Just as Jesus was the sheep in whom no sin was found in his mouth, we are now God’s sheep enduring suffering for the sake of the shepherd. In 1 Peter 1:19, the writer used a pastoral image of Jesus’ blood: it’s like that which comes from an unblemished lamb. Now he returns to the metaphor to explain the exiles’ role when facing difficult working conditions. They were once like sheep who have gone astray, but now the lamb who saved them has become the good shepherd and guardian of their soul (1 Peter 2:25). The metaphorical shift is important. They experienced much worse suffering by being outside the flock of God and trusting in their ancestors’ ways. Now because God has called them out as his exiled sheep, they are able to endure a different kind of hardship for the Lord’s sake (1 Peter 2:13). The natural environment for us to endure suffering is not the political arena, the church program, or the mission trip. The place to show and reveal the suffering of Jesus is in the workplace. We are to behave like a sheep in God’s flock and imitate Jesus.

First Peter lists four characteristics of Christian endurance in suffering.

  • Suffering should occur because a believer is doing right (not being punished for wrongdoing) (vs. 19).
  • The sign of a successful witness is endurance through pain, not getting out of the problem (vs. 20).
  • Jesus’ abuse frees us from our sins and models behavior for Christians to emulate. He not only bore our sins on the cross and saved us but also showed us how to live (vs. 21).
  • Christians emulate Jesus through a lifestyle of non-retaliation and nonviolence when suffering unjustly (vs. 24).

When possible, endurance is a better witness than escape. An answered prayer is one that allows a Christian to remain faithful through difficult circumstances rather than to avoid them. As long as a person’s life is not threatened, a Christian can have the opportunity to demonstrate a different way to the nonbeliever.

Preachers must pay close attention to the circumstances of the congregation and take responsibility for the effect of this message on their listeners. A passage like this one can easily be used to excuse abuse of spouses and minors and other forms of domestic violence. A sermon on 1 Peter 2 can be faithful to the text while also protecting victims. Pastors can call believers to endure suffering without enabling abuse. Even sheep in difficult circumstances look to their earthly shepherds for wisdom.

In a society that views increased pay, promotion, better grades, and material success as signs of God’s favor, an answered prayer in an exiled community is one that sounds like a person who has remained faithful during unjust suffering. This is the example that Jesus left us to follow and the pattern of discipleship for the sheep under our care.



William D. Shiell, Ph.D.
President and Professor of Pastoral Theology and Preaching
Northern Seminary
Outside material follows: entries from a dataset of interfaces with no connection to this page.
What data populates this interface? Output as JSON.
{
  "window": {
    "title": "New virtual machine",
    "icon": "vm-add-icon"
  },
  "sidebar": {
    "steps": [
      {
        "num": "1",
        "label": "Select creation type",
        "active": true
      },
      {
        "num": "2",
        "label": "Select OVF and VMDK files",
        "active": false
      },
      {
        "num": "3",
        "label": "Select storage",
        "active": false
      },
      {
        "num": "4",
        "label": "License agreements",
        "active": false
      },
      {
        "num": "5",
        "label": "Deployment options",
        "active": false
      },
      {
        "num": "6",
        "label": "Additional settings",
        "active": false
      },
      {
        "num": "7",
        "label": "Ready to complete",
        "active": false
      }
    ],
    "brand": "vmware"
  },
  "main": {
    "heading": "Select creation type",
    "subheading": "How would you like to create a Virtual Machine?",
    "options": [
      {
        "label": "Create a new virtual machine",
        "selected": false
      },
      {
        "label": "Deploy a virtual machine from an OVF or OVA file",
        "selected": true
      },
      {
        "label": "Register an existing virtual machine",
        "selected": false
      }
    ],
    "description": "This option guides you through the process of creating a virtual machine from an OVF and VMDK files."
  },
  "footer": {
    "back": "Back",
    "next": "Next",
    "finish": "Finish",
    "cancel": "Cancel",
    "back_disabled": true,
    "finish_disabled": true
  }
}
Tags: endurance, suffering, witness, sheep, shepherd, wisdom

Post a comment

You may use the following HTML:
<a href="" title=""> <abbr title=""> <acronym title=""> <b> <blockquote cite=""> <cite> <code> <del datetime=""> <em> <i> <q cite=""> <s> <strike> <strong>